═══ Source data

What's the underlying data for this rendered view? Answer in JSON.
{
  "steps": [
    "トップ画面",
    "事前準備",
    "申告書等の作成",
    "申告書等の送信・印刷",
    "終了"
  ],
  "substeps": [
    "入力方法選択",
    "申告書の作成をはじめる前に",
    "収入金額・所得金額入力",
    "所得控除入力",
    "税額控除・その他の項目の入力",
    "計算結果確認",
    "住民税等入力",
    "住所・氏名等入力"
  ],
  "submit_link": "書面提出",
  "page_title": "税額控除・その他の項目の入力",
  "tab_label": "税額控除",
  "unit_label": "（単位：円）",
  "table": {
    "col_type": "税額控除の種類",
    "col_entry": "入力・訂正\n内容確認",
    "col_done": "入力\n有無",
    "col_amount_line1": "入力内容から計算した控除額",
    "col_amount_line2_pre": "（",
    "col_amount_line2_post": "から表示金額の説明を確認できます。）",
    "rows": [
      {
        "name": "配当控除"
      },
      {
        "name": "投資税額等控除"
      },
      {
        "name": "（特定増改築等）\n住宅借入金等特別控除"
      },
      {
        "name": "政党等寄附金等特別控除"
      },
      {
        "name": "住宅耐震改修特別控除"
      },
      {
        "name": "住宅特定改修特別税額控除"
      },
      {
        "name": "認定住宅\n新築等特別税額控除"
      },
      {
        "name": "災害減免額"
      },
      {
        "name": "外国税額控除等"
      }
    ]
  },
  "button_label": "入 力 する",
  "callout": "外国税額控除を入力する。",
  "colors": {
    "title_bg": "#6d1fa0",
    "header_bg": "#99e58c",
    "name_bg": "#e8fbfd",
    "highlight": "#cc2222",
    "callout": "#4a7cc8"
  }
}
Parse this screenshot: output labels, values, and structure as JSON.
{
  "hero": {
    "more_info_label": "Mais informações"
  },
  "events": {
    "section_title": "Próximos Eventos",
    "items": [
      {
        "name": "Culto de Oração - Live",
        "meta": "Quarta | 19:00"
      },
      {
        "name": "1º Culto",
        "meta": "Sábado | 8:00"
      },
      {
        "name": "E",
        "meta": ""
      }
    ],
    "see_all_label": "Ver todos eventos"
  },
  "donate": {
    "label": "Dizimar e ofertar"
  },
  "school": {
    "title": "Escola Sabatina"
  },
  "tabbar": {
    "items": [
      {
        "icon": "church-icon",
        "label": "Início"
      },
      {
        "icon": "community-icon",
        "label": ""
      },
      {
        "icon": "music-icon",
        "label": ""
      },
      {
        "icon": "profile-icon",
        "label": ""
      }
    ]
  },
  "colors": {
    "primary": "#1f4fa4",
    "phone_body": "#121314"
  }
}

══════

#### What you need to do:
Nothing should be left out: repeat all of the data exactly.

#### Task solution:
What's the underlying data for this rendered view? Answer in JSON.
{
  "steps": [
    "トップ画面",
    "事前準備",
    "申告書等の作成",
    "申告書等の送信・印刷",
    "終了"
  ],
  "substeps": [
    "入力方法選択",
    "申告書の作成をはじめる前に",
    "収入金額・所得金額入力",
    "所得控除入力",
    "税額控除・その他の項目の入力",
    "計算結果確認",
    "住民税等入力",
    "住所・氏名等入力"
  ],
  "submit_link": "書面提出",
  "page_title": "税額控除・その他の項目の入力",
  "tab_label": "税額控除",
  "unit_label": "（単位：円）",
  "table": {
    "col_type": "税額控除の種類",
    "col_entry": "入力・訂正\n内容確認",
    "col_done": "入力\n有無",
    "col_amount_line1": "入力内容から計算した控除額",
    "col_amount_line2_pre": "（",
    "col_amount_line2_post": "から表示金額の説明を確認できます。）",
    "rows": [
      {
        "name": "配当控除"
      },
      {
        "name": "投資税額等控除"
      },
      {
        "name": "（特定増改築等）\n住宅借入金等特別控除"
      },
      {
        "name": "政党等寄附金等特別控除"
      },
      {
        "name": "住宅耐震改修特別控除"
      },
      {
        "name": "住宅特定改修特別税額控除"
      },
      {
        "name": "認定住宅\n新築等特別税額控除"
      },
      {
        "name": "災害減免額"
      },
      {
        "name": "外国税額控除等"
      }
    ]
  },
  "button_label": "入 力 する",
  "callout": "外国税額控除を入力する。",
  "colors": {
    "title_bg": "#6d1fa0",
    "header_bg": "#99e58c",
    "name_bg": "#e8fbfd",
    "highlight": "#cc2222",
    "callout": "#4a7cc8"
  }
}
Parse this screenshot: output labels, values, and structure as JSON.
{
  "hero": {
    "more_info_label": "Mais informações"
  },
  "events": {
    "section_title": "Próximos Eventos",
    "items": [
      {
        "name": "Culto de Oração - Live",
        "meta": "Quarta | 19:00"
      },
      {
        "name": "1º Culto",
        "meta": "Sábado | 8:00"
      },
      {
        "name": "E",
        "meta": ""
      }
    ],
    "see_all_label": "Ver todos eventos"
  },
  "donate": {
    "label": "Dizimar e ofertar"
  },
  "school": {
    "title": "Escola Sabatina"
  },
  "tabbar": {
    "items": [
      {
        "icon": "church-icon",
        "label": "Início"
      },
      {
        "icon": "community-icon",
        "label": ""
      },
      {
        "icon": "music-icon",
        "label": ""
      },
      {
        "icon": "profile-icon",
        "label": ""
      }
    ]
  },
  "colors": {
    "primary": "#1f4fa4",
    "phone_body": "#121314"
  }
}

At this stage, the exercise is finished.